I’m fascinated by Mexican elections. It’s so simple and straightforward. Just paper ballots and a black crayon.

Recibiendo las Boletas
Poll workers check voters’ national ID card to confirm registration records before giving ballots.

I watched the 2006 presidential election count in my mother-in-law’s neighborhood. She was serving as a poll worker. Representatives from each party were present, collectively counting and sorting each ballot. The public oversight, caution and security I saw that day inspired much more faith in the final count than the electronic voting machine I would use months later.

"El Voto Es Libre Y Secreto"
A man slips his votes into the ballot box slots after marking his votes in the white booth.

This time, I had my camera. I wasn’t quite sure if I was allowed to be wandering around photographing everything. As I tried to join Rosario in the makeshift voting booth to photograph the ballots, a poll worker asked me to move away. As I framed up a nearby shot, he told me I wasn’t allowed to take photographs.

Ballot Boxes

I heard a woman mumbling a few feet away, “Ustedes viniendo acá, cochinando la elección. You people come here making it a dirty election.” I turned and asked what she was referring to. She seemed startled that I was challenging her passive-aggressive muttering. “Qué estoy haciendo mal con mi cámara? Quienes son ‘ustedes’? What am I doing wrong with my camera? Who are ‘you people’?” She didn’t catch the quotation marks in my inflection, and responded by saying “Soy ciudadana como tú. I’m a citizen same as you.” She walked away with her daughter before I could say any more.

As we got in the car to leave, I noticed a teenager in a group of poll workers with a video camera. My first thought was that the poll workers acted hypocritically, letting her shoot video but not letting me take photos. But when I realized she was shooting the license plate of our car, it all made sense. The woman had been referring to our California plates, showing contempt for us as “outsiders.”

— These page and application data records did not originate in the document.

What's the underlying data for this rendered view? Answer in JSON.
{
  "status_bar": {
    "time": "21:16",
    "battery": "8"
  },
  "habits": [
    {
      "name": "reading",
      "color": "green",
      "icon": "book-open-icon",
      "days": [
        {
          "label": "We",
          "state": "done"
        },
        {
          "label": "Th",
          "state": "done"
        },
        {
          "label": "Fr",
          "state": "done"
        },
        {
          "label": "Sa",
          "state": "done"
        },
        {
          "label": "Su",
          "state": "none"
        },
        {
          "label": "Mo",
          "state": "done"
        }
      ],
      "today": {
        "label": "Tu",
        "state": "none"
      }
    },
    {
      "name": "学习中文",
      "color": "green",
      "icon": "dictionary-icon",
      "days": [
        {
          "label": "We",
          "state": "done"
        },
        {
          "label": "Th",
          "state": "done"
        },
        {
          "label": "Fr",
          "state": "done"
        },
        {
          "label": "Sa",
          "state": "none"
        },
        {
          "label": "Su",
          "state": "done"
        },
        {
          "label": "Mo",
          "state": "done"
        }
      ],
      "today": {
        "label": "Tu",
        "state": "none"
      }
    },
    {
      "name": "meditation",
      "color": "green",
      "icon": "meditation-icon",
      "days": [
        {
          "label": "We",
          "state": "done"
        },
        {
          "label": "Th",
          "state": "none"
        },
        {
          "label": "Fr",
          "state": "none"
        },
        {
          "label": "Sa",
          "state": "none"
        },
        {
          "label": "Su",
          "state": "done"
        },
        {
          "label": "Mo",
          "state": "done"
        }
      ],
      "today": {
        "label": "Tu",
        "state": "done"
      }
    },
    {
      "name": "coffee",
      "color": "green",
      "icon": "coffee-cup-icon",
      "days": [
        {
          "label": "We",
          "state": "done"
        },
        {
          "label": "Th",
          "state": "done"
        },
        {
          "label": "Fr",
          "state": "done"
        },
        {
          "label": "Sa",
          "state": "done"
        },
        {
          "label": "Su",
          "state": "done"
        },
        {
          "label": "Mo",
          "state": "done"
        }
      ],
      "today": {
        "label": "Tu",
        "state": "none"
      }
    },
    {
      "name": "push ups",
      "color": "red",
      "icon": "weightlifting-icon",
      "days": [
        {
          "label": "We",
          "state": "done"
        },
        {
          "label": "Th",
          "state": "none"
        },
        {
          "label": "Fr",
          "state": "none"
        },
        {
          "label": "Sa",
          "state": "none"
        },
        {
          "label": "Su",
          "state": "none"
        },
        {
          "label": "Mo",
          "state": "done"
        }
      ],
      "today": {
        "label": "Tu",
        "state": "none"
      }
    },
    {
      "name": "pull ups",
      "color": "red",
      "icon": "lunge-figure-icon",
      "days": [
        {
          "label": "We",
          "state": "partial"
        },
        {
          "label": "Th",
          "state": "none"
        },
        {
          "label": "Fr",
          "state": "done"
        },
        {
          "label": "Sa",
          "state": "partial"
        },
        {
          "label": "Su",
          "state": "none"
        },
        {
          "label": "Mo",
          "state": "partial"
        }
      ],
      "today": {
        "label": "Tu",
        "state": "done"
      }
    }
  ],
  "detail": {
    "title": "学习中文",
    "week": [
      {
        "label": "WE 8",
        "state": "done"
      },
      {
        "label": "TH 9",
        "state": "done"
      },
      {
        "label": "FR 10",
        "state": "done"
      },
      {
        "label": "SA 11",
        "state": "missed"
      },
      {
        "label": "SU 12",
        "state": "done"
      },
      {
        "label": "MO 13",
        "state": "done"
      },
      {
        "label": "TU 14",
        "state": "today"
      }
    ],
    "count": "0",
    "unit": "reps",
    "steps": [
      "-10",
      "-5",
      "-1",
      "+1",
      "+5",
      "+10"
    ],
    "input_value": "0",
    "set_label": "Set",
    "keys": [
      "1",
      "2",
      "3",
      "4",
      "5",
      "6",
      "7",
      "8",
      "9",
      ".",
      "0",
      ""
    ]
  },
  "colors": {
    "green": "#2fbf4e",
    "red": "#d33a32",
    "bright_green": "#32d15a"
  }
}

"Yo Voté"
Purple ink marks voters’ thumbs after leaving their prints in the registry.